START RECORD SET
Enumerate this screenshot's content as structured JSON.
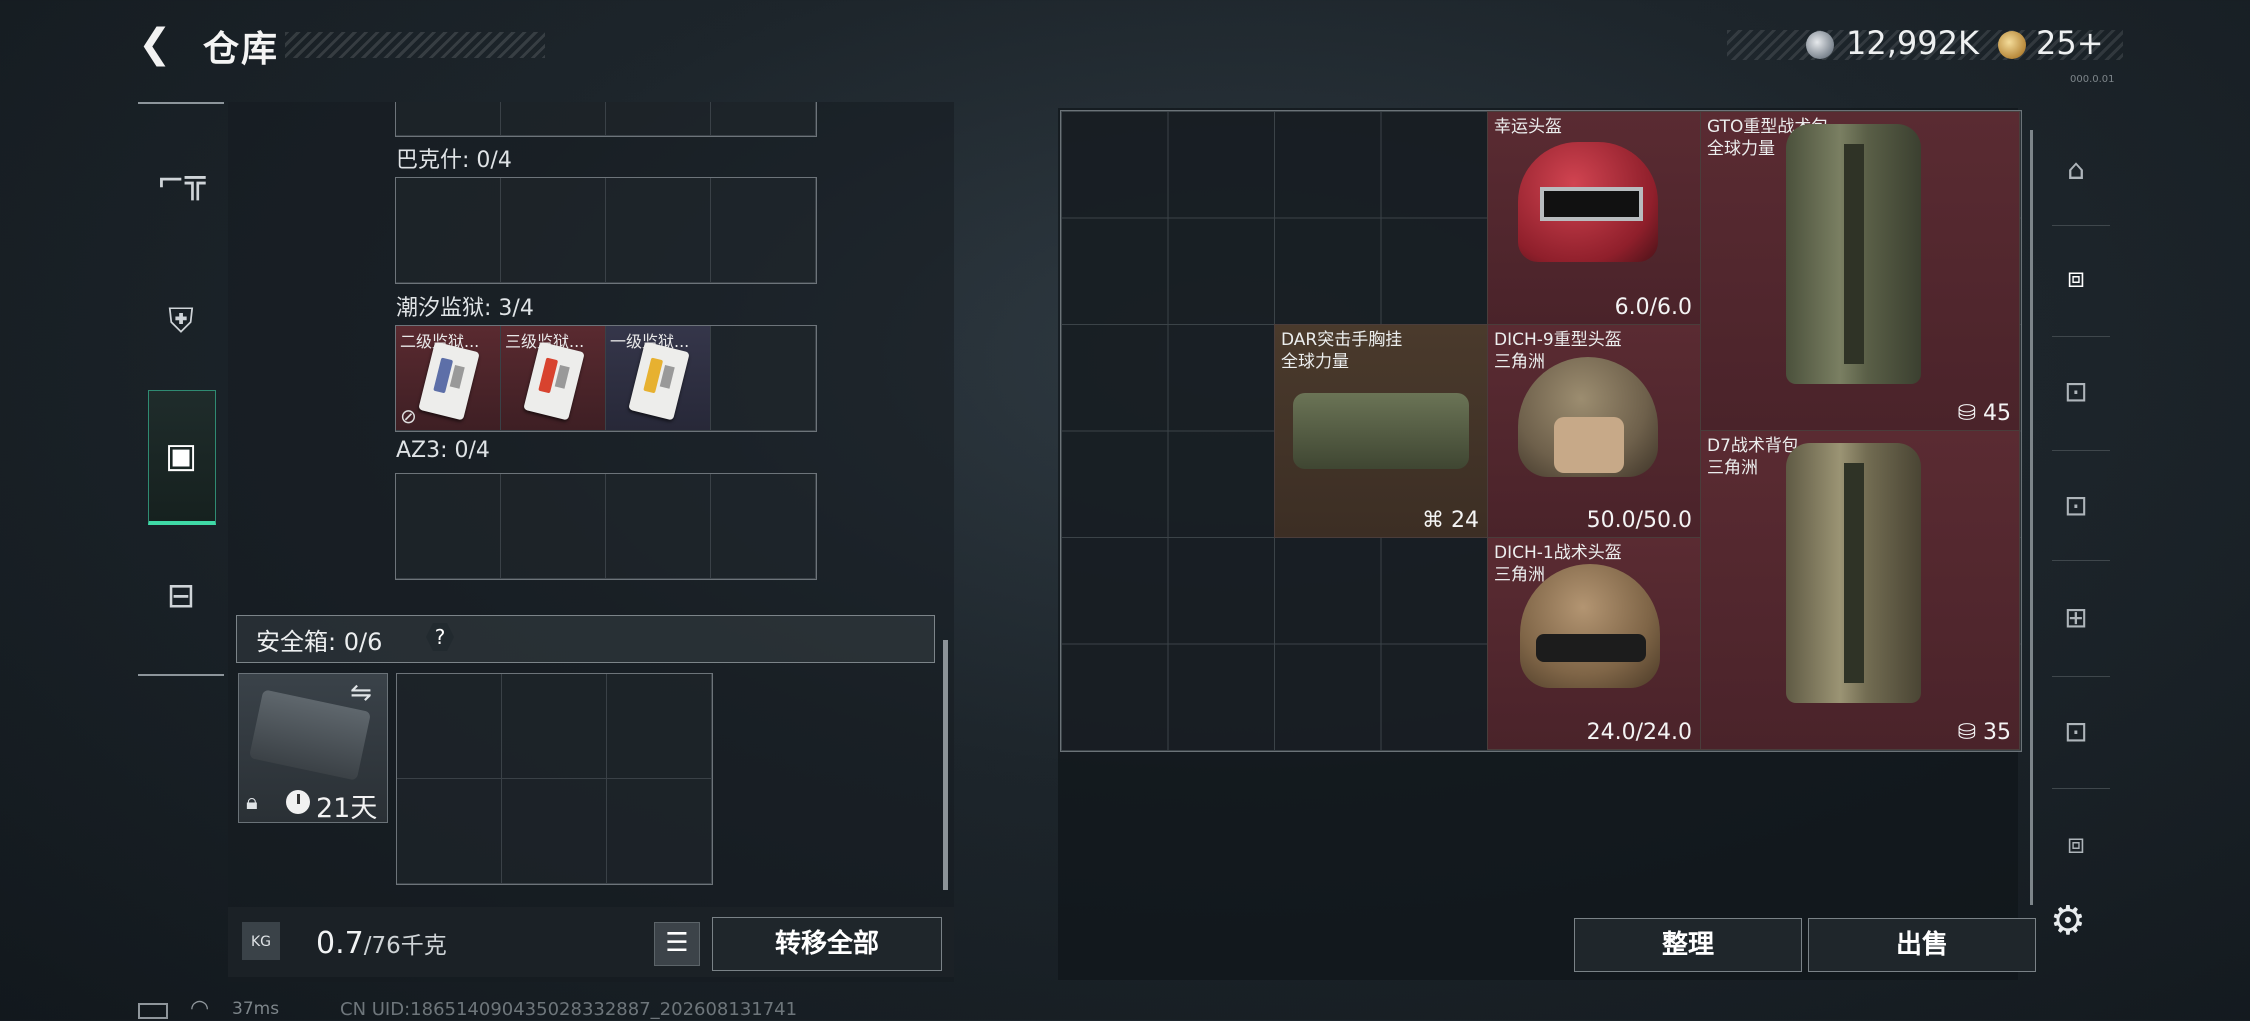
{
  "header": {
    "back_icon": "chevron-left-icon",
    "title": "仓库",
    "money": "12,992K",
    "tickets": "25+",
    "small_code": "000.0.01"
  },
  "left_rail": [
    "pistol-icon",
    "armor-plate-icon",
    "backpack-icon",
    "toolbox-icon"
  ],
  "containers": [
    {
      "label": "巴克什: 0/4",
      "slots": []
    },
    {
      "label": "潮汐监狱: 3/4",
      "slots": [
        {
          "name": "二级监狱...",
          "rarity": "red",
          "stripe": "#5d6fa8"
        },
        {
          "name": "三级监狱...",
          "rarity": "red",
          "stripe": "#d8432f"
        },
        {
          "name": "一级监狱...",
          "rarity": "blue",
          "stripe": "#e7b130"
        }
      ]
    },
    {
      "label": "AZ3: 0/4",
      "slots": []
    }
  ],
  "safe_box": {
    "label": "安全箱: 0/6",
    "help": "?",
    "time_left": "21天"
  },
  "weight": {
    "current": "0.7",
    "max": "/76千克",
    "icon_label": "KG"
  },
  "buttons": {
    "transfer_all": "转移全部",
    "sort": "整理",
    "sell": "出售"
  },
  "stash_items": [
    {
      "name_line1": "幸运头盔",
      "name_line2": "",
      "value": "6.0/6.0"
    },
    {
      "name_line1": "GTO重型战术包",
      "name_line2": "全球力量",
      "value": "45"
    },
    {
      "name_line1": "DAR突击手胸挂",
      "name_line2": "全球力量",
      "value": "24"
    },
    {
      "name_line1": "DICH-9重型头盔",
      "name_line2": "三角洲",
      "value": "50.0/50.0"
    },
    {
      "name_line1": "D7战术背包",
      "name_line2": "三角洲",
      "value": "35"
    },
    {
      "name_line1": "DICH-1战术头盔",
      "name_line2": "三角洲",
      "value": "24.0/24.0"
    }
  ],
  "right_rail": [
    "helmet-icon",
    "armor-icon",
    "lv4-rig-icon",
    "lv4-vest-icon",
    "backpack-slot-icon",
    "lv4-vest-alt-icon",
    "armor-slot-icon"
  ],
  "status": {
    "ping": "37ms",
    "uid": "CN UID:18651409043502833288​7_202608131741"
  }
}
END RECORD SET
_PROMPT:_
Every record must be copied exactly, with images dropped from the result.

_YOUR SOLUTION:_
Enumerate this screenshot's content as structured JSON.
{
  "header": {
    "back_icon": "chevron-left-icon",
    "title": "仓库",
    "money": "12,992K",
    "tickets": "25+",
    "small_code": "000.0.01"
  },
  "left_rail": [
    "pistol-icon",
    "armor-plate-icon",
    "backpack-icon",
    "toolbox-icon"
  ],
  "containers": [
    {
      "label": "巴克什: 0/4",
      "slots": []
    },
    {
      "label": "潮汐监狱: 3/4",
      "slots": [
        {
          "name": "二级监狱...",
          "rarity": "red",
          "stripe": "#5d6fa8"
        },
        {
          "name": "三级监狱...",
          "rarity": "red",
          "stripe": "#d8432f"
        },
        {
          "name": "一级监狱...",
          "rarity": "blue",
          "stripe": "#e7b130"
        }
      ]
    },
    {
      "label": "AZ3: 0/4",
      "slots": []
    }
  ],
  "safe_box": {
    "label": "安全箱: 0/6",
    "help": "?",
    "time_left": "21天"
  },
  "weight": {
    "current": "0.7",
    "max": "/76千克",
    "icon_label": "KG"
  },
  "buttons": {
    "transfer_all": "转移全部",
    "sort": "整理",
    "sell": "出售"
  },
  "stash_items": [
    {
      "name_line1": "幸运头盔",
      "name_line2": "",
      "value": "6.0/6.0"
    },
    {
      "name_line1": "GTO重型战术包",
      "name_line2": "全球力量",
      "value": "45"
    },
    {
      "name_line1": "DAR突击手胸挂",
      "name_line2": "全球力量",
      "value": "24"
    },
    {
      "name_line1": "DICH-9重型头盔",
      "name_line2": "三角洲",
      "value": "50.0/50.0"
    },
    {
      "name_line1": "D7战术背包",
      "name_line2": "三角洲",
      "value": "35"
    },
    {
      "name_line1": "DICH-1战术头盔",
      "name_line2": "三角洲",
      "value": "24.0/24.0"
    }
  ],
  "right_rail": [
    "helmet-icon",
    "armor-icon",
    "lv4-rig-icon",
    "lv4-vest-icon",
    "backpack-slot-icon",
    "lv4-vest-alt-icon",
    "armor-slot-icon"
  ],
  "status": {
    "ping": "37ms",
    "uid": "CN UID:18651409043502833288​7_202608131741"
  }
}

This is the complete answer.